About Us


Who We Are

Located in the Department of Psychological and Brain Sciences building on GW’s Foggy Bottom Campus, the Meltzer Center: Psychological and Community-Based Services provides a wide variety of low-cost mental health services to adults, children, families and couples in the Washington, D.C., area.

All of our services are designed to be culturally sensitive and compassionate for all clients and to reflect high standards of professional ethics and competence. The Meltzer Center does not discriminate against any person on the basis of race, culture, gender, ethnicity, documentation status, sexual orientation, disability, religion, socioeconomic status, veteran status or age. We value the differences and similarities among people, and respect the multiple identities of clients and communities with whom we work.

Our Clinicians

The Meltzer Center is a training clinic for students in the Clinical Psychology Ph.D. program. Doctoral student clinicians are supervised by adjunct and full-time members of the clinical psychology faculty, all of whom are licensed clinical psychologists. The center’s therapists and supervisors represent a range of skills and interests, and whenever possible will be matched to meet a client’s needs.

Meltzer Center Leadership and Staff


Risa Broudy, Ph.D.
Meltzer Center Director

Sharon Lambert, Ph.D.
Director of Clinical Training

Maya Cook
Meltzer Center Student Director

Elisabeth Harris
Meltzer Center Intern

Weseley Chambers
Meltzer Center Intern

Amelia Ansell
Clinic Assistant

Teddy Xu
Community Ambassador



What Is a Training Clinic?

Our training clinic is run by doctoral students in the clinical psychology program, and the center appoints a student director each year. Our location within a university allows us to provide students with valuable work experience and faculty supervision. Clinic clients benefit from our evidence-based practices, multicultural experience, medical center access and flexible fees and scheduling.

In order to facilitate the training relationship between our clinicians and clinical supervisors, each session is video and audio recorded. This allows our clinicians to work with their licensed supervisors to provide you the best standard of care possible. We treat this confidential information with the utmost security, ensuring that these recordings are kept completely confidential and destroyed after viewing by our clinical staff.

Should you have any questions regarding these procedures, please do not hesitate to call us. Your comfort is our priority.


Click here to review the Meltzer Center Resource Guide (PDF). 

Ethics and Confidentiality

The Meltzer Center ensures strict confidentiality and operates under the ethical guidelines of the American Psychological Association (APA) and the Health Information Portability and Accountability Act (HIPAA). The Privacy Rule of HIPAA governs the use and disclosure of individually identifiable patient-client health information if such information has not been de-identified (redacted) in accordance with specific, strict provisions of the Privacy Rule.

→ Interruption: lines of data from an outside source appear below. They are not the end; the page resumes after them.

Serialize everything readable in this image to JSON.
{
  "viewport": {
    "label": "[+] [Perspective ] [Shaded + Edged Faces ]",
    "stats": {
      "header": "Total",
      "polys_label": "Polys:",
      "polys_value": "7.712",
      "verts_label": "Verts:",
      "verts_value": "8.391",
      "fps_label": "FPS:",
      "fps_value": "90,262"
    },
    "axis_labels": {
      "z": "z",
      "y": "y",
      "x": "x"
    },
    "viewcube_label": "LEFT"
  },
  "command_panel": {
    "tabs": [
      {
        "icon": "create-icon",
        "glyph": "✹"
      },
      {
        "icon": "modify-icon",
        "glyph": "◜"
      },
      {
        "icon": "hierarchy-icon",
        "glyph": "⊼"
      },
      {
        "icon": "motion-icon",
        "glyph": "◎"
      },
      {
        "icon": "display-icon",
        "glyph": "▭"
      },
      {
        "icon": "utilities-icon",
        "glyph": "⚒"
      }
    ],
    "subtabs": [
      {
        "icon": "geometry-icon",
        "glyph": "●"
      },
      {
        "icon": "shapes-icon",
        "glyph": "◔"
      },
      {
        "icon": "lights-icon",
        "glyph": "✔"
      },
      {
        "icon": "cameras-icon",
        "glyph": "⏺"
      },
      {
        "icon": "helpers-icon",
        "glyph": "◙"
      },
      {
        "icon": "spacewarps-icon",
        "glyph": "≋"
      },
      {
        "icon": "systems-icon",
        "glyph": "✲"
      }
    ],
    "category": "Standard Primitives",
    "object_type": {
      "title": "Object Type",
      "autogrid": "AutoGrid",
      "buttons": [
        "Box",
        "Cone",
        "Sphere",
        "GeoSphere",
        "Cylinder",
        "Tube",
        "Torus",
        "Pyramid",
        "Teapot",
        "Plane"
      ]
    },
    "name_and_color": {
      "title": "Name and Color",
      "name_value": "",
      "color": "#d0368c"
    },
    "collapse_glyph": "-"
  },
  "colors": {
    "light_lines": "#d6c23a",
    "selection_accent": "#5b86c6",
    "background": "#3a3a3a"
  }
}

This means that under most circumstances, your information cannot be revealed without your formal written consent.

The George Washington University Department of Psychological and Brain Sciences has been accredited by the APA since April 1, 1970. For more information on our accreditation status, you may contact the APA:

APA Committee on Accreditation
750 First St. NE
Washington, DC 20002-4242

Diversity and Inclusion

Click here to read the Office of Diversity, Equity, and Community Engagement statement. 

Community Partnerships and Outreach

Our recent community activities and partnerships include:

We are available for training and presentations on a variety of topics related to prevention and mental health that can be tailored to your community’s needs at a negotiable fee. For additional information, please contact the Meltzer Center director.


Malcolm L. Meltzer served as chair of the GW Department of Psychological and Brain Sciences and director of the clinical psychology PhD program in the late 1960s and 70s. His clinical interests were wide-ranging, but his true loves were community mental health and assessment. Today, the Meltzer Center honors his skills as an educator, researcher and clinician.

Aided by public health service funds for graduate training and federal financing for both education and community mental health centers in the 1960s and 70s, Meltzer and the GW clinical faculty placed clinical psychology PhD students throughout the then-neglected Washington, D.C., public school system, community mental health centers, St. Elizabeth's Hospital and at the District of Columbia General Hospital.

Meltzer knew many elementary school principals in the city and worked with them to employ graduate students to develop creative intervention programs for at-risk students. He also helped craft one of the earliest (and still one of the most comprehensive) mental health statutes in the country, the D.C. Mental Health Information Act of 1978.

Under Meltzer’s guidance, the Department of Psychological and Brain Sciences launched a generation of research-trained clinical PhDs across the country. The Meltzer Center carries on his mission of education, research and service, with special attention to underserved residents of the Washington, D.C., community.